Moments before human civilization is wiped from the Earth by an obscene Soviet superweapon (a catastrophe set to Vera Lynn’s “We’ll Meet Again”), the eponymous character of Dr. Strangelove delivers the film’s final line: “Mein Fuhrer! I can walk!”. As an indictment of Mutally Assured Destruction – for being absurd, for being self-absorbed, for being genocidal – it takes the same stance as the film it concludes, but whereas it is absurd in a quotable, Pyton-esque fashion, the hours of absurdity that precede it owe far more to Jonathan Swift and Joseph Heller than John Cleese.
For all the slapstick derived from fistfights between squalling diplomats, and for all the sexual innuendo derived from names such as “Merkin Muffley” and “Buck Turgidson”, this film is less keen to invoke guffaws as it is to create the kind of constant, quiet smiling – spilling over into the occasional bleak chuckle – one gets when a complex tragedy is perfectly summarized. The absurdity of Major Kong waving his cowboy hat as he rides a nuclear bomb down onto Soviet Soil is second to the absurdism of watching men attempt to fashion protocol, flattery and sexual fantasies into something able to prevent the destruction of the Earth. Punchlines in Dr. Strangelove don’t follow jokes; they follow heavy paragraphs of character establishment, and the laughter gets screwed out of the audience in trickles as, bit by bit, the character is reframed. Indeed, the dramatic sincerity with which Dr. Strangelove approaches characterization is what betrays its bleakest joke: this is not a ridiculous film. This is a stark, honest look at a period of human history too ridiculous not to laugh at.
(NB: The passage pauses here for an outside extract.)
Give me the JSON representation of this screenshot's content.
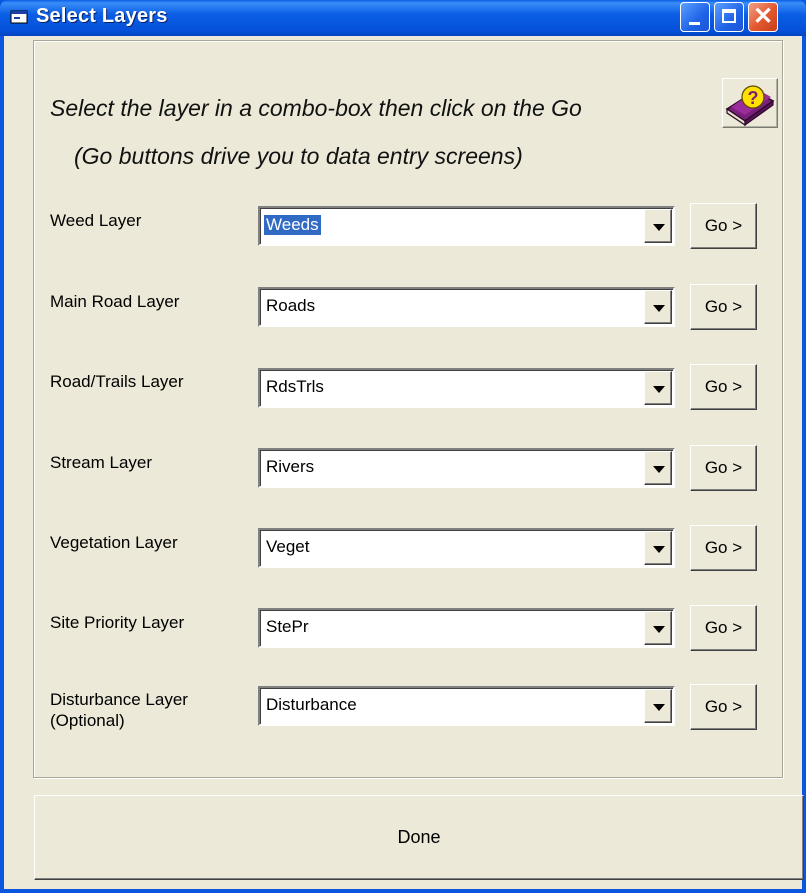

Dr. Strangelove (1964) will be screened at The Poly on 5th Oct as part of the Poly’s Film Club. Limited tickets available, book online at thepoly.org